» **Saved data entries**:
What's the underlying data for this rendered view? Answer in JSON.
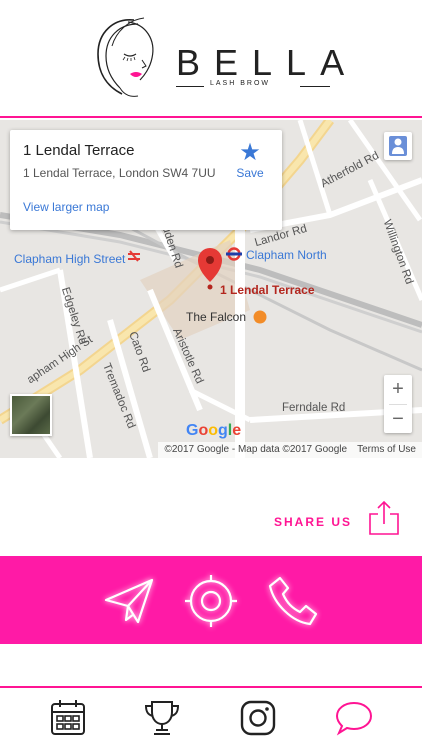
{
  "brand": {
    "name": "BELLA",
    "tagline": "LASH BROW",
    "accent_color": "#ff1493"
  },
  "map": {
    "info_card": {
      "title": "1 Lendal Terrace",
      "address": "1 Lendal Terrace, London SW4 7UU",
      "save_label": "Save",
      "larger_map_link": "View larger map"
    },
    "labels": {
      "pin": "1 Lendal Terrace",
      "clapham_high_street": "Clapham High Street",
      "clapham_north": "Clapham North",
      "the_falcon": "The Falcon",
      "landor_rd": "Landor Rd",
      "atherfold_rd": "Atherfold Rd",
      "willington_rd": "Willington Rd",
      "edgeley_rd": "Edgeley Rd",
      "cato_rd": "Cato Rd",
      "tremadoc_rd": "Tremadoc Rd",
      "aristotle_rd": "Aristotle Rd",
      "ferndale_rd": "Ferndale Rd",
      "clapham_high_st": "apham High St",
      "bedford_rd": "auden Rd"
    },
    "zoom_in": "+",
    "zoom_out": "−",
    "google": [
      "G",
      "o",
      "o",
      "g",
      "l",
      "e"
    ],
    "attribution": "©2017 Google - Map data ©2017 Google",
    "terms": "Terms of Use"
  },
  "share": {
    "label": "SHARE US"
  },
  "actions": [
    {
      "icon": "paper-plane-icon"
    },
    {
      "icon": "target-icon"
    },
    {
      "icon": "phone-icon"
    }
  ],
  "tabs": [
    {
      "icon": "calendar-icon"
    },
    {
      "icon": "trophy-icon"
    },
    {
      "icon": "instagram-icon"
    },
    {
      "icon": "chat-bubble-icon",
      "active": true
    }
  ]
}
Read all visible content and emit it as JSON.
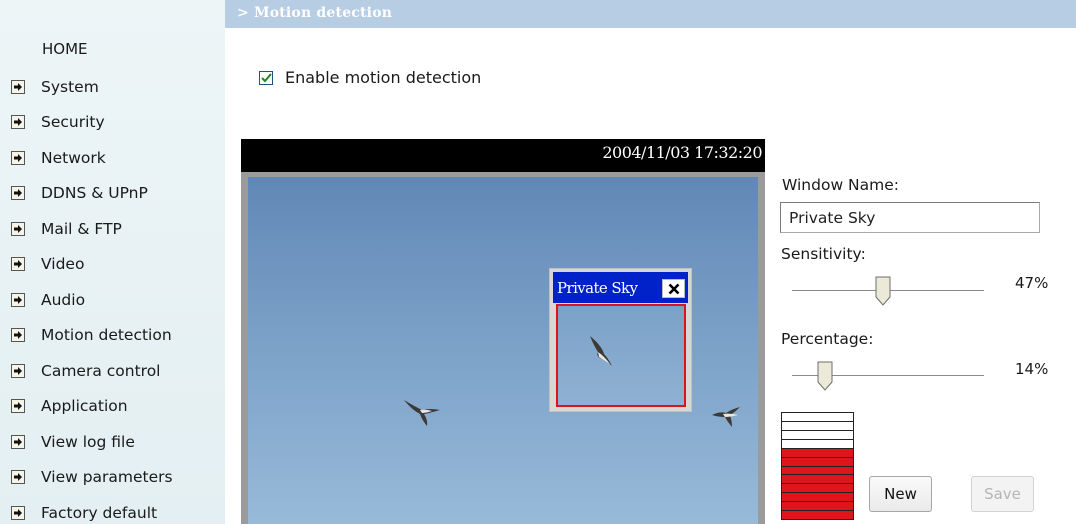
{
  "sidebar": {
    "home_label": "HOME",
    "items": [
      {
        "label": "System"
      },
      {
        "label": "Security"
      },
      {
        "label": "Network"
      },
      {
        "label": "DDNS & UPnP"
      },
      {
        "label": "Mail & FTP"
      },
      {
        "label": "Video"
      },
      {
        "label": "Audio"
      },
      {
        "label": "Motion detection"
      },
      {
        "label": "Camera control"
      },
      {
        "label": "Application"
      },
      {
        "label": "View log file"
      },
      {
        "label": "View parameters"
      },
      {
        "label": "Factory default"
      }
    ],
    "item_icon": "arrow-right-icon"
  },
  "header": {
    "title": "> Motion detection"
  },
  "enable_motion": {
    "label": "Enable motion detection",
    "checked": true
  },
  "video": {
    "timestamp": "2004/11/03 17:32:20"
  },
  "motion_window": {
    "title": "Private Sky",
    "close_icon": "close-icon"
  },
  "panel": {
    "window_name_label": "Window Name:",
    "window_name_value": "Private Sky",
    "sensitivity_label": "Sensitivity:",
    "sensitivity_value": 47,
    "sensitivity_display": "47%",
    "percentage_label": "Percentage:",
    "percentage_value": 14,
    "percentage_display": "14%",
    "level_meter": {
      "segments_total": 12,
      "segments_active": 8
    },
    "new_button": "New",
    "save_button": "Save",
    "save_enabled": false
  },
  "colors": {
    "header_bar": "#b7cde3",
    "sidebar_bg": "#e7f1f4",
    "motion_title_bg": "#0022c8",
    "motion_border": "#d8141e",
    "meter_active": "#e0141b"
  }
}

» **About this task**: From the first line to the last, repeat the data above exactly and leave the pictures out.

» **Output of the exercise**:
What's the underlying data for this rendered view? Answer in JSON.
{
  "brand": {
    "name": "BELLA",
    "tagline": "LASH BROW",
    "accent_color": "#ff1493"
  },
  "map": {
    "info_card": {
      "title": "1 Lendal Terrace",
      "address": "1 Lendal Terrace, London SW4 7UU",
      "save_label": "Save",
      "larger_map_link": "View larger map"
    },
    "labels": {
      "pin": "1 Lendal Terrace",
      "clapham_high_street": "Clapham High Street",
      "clapham_north": "Clapham North",
      "the_falcon": "The Falcon",
      "landor_rd": "Landor Rd",
      "atherfold_rd": "Atherfold Rd",
      "willington_rd": "Willington Rd",
      "edgeley_rd": "Edgeley Rd",
      "cato_rd": "Cato Rd",
      "tremadoc_rd": "Tremadoc Rd",
      "aristotle_rd": "Aristotle Rd",
      "ferndale_rd": "Ferndale Rd",
      "clapham_high_st": "apham High St",
      "bedford_rd": "auden Rd"
    },
    "zoom_in": "+",
    "zoom_out": "−",
    "google": [
      "G",
      "o",
      "o",
      "g",
      "l",
      "e"
    ],
    "attribution": "©2017 Google - Map data ©2017 Google",
    "terms": "Terms of Use"
  },
  "share": {
    "label": "SHARE US"
  },
  "actions": [
    {
      "icon": "paper-plane-icon"
    },
    {
      "icon": "target-icon"
    },
    {
      "icon": "phone-icon"
    }
  ],
  "tabs": [
    {
      "icon": "calendar-icon"
    },
    {
      "icon": "trophy-icon"
    },
    {
      "icon": "instagram-icon"
    },
    {
      "icon": "chat-bubble-icon",
      "active": true
    }
  ]
}
Read all visible content and emit it as JSON.
{
  "sidebar": {
    "home_label": "HOME",
    "items": [
      {
        "label": "System"
      },
      {
        "label": "Security"
      },
      {
        "label": "Network"
      },
      {
        "label": "DDNS & UPnP"
      },
      {
        "label": "Mail & FTP"
      },
      {
        "label": "Video"
      },
      {
        "label": "Audio"
      },
      {
        "label": "Motion detection"
      },
      {
        "label": "Camera control"
      },
      {
        "label": "Application"
      },
      {
        "label": "View log file"
      },
      {
        "label": "View parameters"
      },
      {
        "label": "Factory default"
      }
    ],
    "item_icon": "arrow-right-icon"
  },
  "header": {
    "title": "> Motion detection"
  },
  "enable_motion": {
    "label": "Enable motion detection",
    "checked": true
  },
  "video": {
    "timestamp": "2004/11/03 17:32:20"
  },
  "motion_window": {
    "title": "Private Sky",
    "close_icon": "close-icon"
  },
  "panel": {
    "window_name_label": "Window Name:",
    "window_name_value": "Private Sky",
    "sensitivity_label": "Sensitivity:",
    "sensitivity_value": 47,
    "sensitivity_display": "47%",
    "percentage_label": "Percentage:",
    "percentage_value": 14,
    "percentage_display": "14%",
    "level_meter": {
      "segments_total": 12,
      "segments_active": 8
    },
    "new_button": "New",
    "save_button": "Save",
    "save_enabled": false
  },
  "colors": {
    "header_bar": "#b7cde3",
    "sidebar_bg": "#e7f1f4",
    "motion_title_bg": "#0022c8",
    "motion_border": "#d8141e",
    "meter_active": "#e0141b"
  }
}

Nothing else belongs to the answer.